• Task directions: Retype all of the data exactly as given.

• Data records for software interfaces:
== == ==
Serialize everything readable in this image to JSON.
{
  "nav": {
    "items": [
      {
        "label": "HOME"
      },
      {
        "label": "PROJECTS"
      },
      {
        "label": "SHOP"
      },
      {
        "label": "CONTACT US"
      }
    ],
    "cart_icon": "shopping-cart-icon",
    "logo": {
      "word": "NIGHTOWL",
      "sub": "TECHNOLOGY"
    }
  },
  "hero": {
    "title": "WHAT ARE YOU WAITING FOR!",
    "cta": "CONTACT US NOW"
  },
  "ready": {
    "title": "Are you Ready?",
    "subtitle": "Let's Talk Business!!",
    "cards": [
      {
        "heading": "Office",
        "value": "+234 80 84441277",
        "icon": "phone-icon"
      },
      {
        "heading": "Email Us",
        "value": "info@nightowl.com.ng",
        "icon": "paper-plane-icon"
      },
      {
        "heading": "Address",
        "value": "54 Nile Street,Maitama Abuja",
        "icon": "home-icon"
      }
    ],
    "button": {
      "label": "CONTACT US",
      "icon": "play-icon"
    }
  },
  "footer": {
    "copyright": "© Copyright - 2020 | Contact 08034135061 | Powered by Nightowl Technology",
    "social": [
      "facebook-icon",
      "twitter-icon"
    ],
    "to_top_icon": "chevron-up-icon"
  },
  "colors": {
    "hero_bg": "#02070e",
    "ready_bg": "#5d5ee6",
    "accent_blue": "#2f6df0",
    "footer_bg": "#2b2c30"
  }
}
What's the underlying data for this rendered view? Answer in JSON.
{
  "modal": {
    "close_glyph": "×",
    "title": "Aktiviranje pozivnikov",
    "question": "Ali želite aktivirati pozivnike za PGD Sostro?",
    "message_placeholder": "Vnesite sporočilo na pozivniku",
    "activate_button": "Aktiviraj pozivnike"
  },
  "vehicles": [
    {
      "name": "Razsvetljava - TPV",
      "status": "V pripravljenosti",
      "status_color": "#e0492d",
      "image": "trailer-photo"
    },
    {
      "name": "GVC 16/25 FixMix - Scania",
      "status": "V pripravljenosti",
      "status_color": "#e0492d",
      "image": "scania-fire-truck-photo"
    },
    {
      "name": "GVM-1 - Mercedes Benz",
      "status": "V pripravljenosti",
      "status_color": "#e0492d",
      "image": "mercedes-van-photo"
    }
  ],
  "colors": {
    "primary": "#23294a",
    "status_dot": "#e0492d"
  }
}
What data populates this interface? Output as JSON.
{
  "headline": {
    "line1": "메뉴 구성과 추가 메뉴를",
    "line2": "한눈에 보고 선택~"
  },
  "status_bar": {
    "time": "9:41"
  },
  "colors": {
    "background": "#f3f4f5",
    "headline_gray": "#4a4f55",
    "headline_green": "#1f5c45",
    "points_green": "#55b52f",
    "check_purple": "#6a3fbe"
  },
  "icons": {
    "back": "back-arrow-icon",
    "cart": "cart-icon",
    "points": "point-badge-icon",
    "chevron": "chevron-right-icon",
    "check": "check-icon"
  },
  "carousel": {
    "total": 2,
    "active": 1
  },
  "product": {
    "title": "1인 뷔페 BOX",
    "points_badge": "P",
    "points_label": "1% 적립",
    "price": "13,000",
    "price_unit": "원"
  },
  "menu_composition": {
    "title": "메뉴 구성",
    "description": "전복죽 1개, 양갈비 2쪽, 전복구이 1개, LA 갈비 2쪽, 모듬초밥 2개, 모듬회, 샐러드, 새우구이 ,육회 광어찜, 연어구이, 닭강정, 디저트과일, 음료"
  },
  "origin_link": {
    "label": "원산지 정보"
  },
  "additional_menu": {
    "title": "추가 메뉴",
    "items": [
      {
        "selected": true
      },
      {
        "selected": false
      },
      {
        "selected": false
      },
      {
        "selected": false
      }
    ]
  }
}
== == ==
• Finished task:
Serialize everything readable in this image to JSON.
{
  "nav": {
    "items": [
      {
        "label": "HOME"
      },
      {
        "label": "PROJECTS"
      },
      {
        "label": "SHOP"
      },
      {
        "label": "CONTACT US"
      }
    ],
    "cart_icon": "shopping-cart-icon",
    "logo": {
      "word": "NIGHTOWL",
      "sub": "TECHNOLOGY"
    }
  },
  "hero": {
    "title": "WHAT ARE YOU WAITING FOR!",
    "cta": "CONTACT US NOW"
  },
  "ready": {
    "title": "Are you Ready?",
    "subtitle": "Let's Talk Business!!",
    "cards": [
      {
        "heading": "Office",
        "value": "+234 80 84441277",
        "icon": "phone-icon"
      },
      {
        "heading": "Email Us",
        "value": "info@nightowl.com.ng",
        "icon": "paper-plane-icon"
      },
      {
        "heading": "Address",
        "value": "54 Nile Street,Maitama Abuja",
        "icon": "home-icon"
      }
    ],
    "button": {
      "label": "CONTACT US",
      "icon": "play-icon"
    }
  },
  "footer": {
    "copyright": "© Copyright - 2020 | Contact 08034135061 | Powered by Nightowl Technology",
    "social": [
      "facebook-icon",
      "twitter-icon"
    ],
    "to_top_icon": "chevron-up-icon"
  },
  "colors": {
    "hero_bg": "#02070e",
    "ready_bg": "#5d5ee6",
    "accent_blue": "#2f6df0",
    "footer_bg": "#2b2c30"
  }
}
What's the underlying data for this rendered view? Answer in JSON.
{
  "modal": {
    "close_glyph": "×",
    "title": "Aktiviranje pozivnikov",
    "question": "Ali želite aktivirati pozivnike za PGD Sostro?",
    "message_placeholder": "Vnesite sporočilo na pozivniku",
    "activate_button": "Aktiviraj pozivnike"
  },
  "vehicles": [
    {
      "name": "Razsvetljava - TPV",
      "status": "V pripravljenosti",
      "status_color": "#e0492d",
      "image": "trailer-photo"
    },
    {
      "name": "GVC 16/25 FixMix - Scania",
      "status": "V pripravljenosti",
      "status_color": "#e0492d",
      "image": "scania-fire-truck-photo"
    },
    {
      "name": "GVM-1 - Mercedes Benz",
      "status": "V pripravljenosti",
      "status_color": "#e0492d",
      "image": "mercedes-van-photo"
    }
  ],
  "colors": {
    "primary": "#23294a",
    "status_dot": "#e0492d"
  }
}
What data populates this interface? Output as JSON.
{
  "headline": {
    "line1": "메뉴 구성과 추가 메뉴를",
    "line2": "한눈에 보고 선택~"
  },
  "status_bar": {
    "time": "9:41"
  },
  "colors": {
    "background": "#f3f4f5",
    "headline_gray": "#4a4f55",
    "headline_green": "#1f5c45",
    "points_green": "#55b52f",
    "check_purple": "#6a3fbe"
  },
  "icons": {
    "back": "back-arrow-icon",
    "cart": "cart-icon",
    "points": "point-badge-icon",
    "chevron": "chevron-right-icon",
    "check": "check-icon"
  },
  "carousel": {
    "total": 2,
    "active": 1
  },
  "product": {
    "title": "1인 뷔페 BOX",
    "points_badge": "P",
    "points_label": "1% 적립",
    "price": "13,000",
    "price_unit": "원"
  },
  "menu_composition": {
    "title": "메뉴 구성",
    "description": "전복죽 1개, 양갈비 2쪽, 전복구이 1개, LA 갈비 2쪽, 모듬초밥 2개, 모듬회, 샐러드, 새우구이 ,육회 광어찜, 연어구이, 닭강정, 디저트과일, 음료"
  },
  "origin_link": {
    "label": "원산지 정보"
  },
  "additional_menu": {
    "title": "추가 메뉴",
    "items": [
      {
        "selected": true
      },
      {
        "selected": false
      },
      {
        "selected": false
      },
      {
        "selected": false
      }
    ]
  }
}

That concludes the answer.